#### What is required
Every line holding the string "authentification" is to be copied from the entries below.

------ Study material

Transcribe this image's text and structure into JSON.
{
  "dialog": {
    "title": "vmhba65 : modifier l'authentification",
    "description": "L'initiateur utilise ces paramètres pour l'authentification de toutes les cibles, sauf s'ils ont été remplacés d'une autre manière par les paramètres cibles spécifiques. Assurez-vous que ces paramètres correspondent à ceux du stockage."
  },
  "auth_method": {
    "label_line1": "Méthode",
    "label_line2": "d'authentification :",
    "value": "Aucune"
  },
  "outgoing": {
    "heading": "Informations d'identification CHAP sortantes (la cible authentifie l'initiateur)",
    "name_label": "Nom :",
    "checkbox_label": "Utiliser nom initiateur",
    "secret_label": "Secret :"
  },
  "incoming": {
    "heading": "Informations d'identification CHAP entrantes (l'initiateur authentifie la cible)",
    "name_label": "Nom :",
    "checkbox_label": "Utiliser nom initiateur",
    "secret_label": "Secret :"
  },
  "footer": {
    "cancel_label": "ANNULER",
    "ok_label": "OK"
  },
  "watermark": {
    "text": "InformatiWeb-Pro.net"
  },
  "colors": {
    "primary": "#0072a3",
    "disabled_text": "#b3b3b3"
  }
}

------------

#### Answer to this task
    "title": "vmhba65 : modifier l'authentification",
    "description": "L'initiateur utilise ces paramètres pour l'authentification de toutes les cibles, sauf s'ils ont été remplacés d'une autre manière par les paramètres cibles spécifiques. Assurez-vous que ces paramètres correspondent à ceux du stockage."
    "label_line2": "d'authentification :",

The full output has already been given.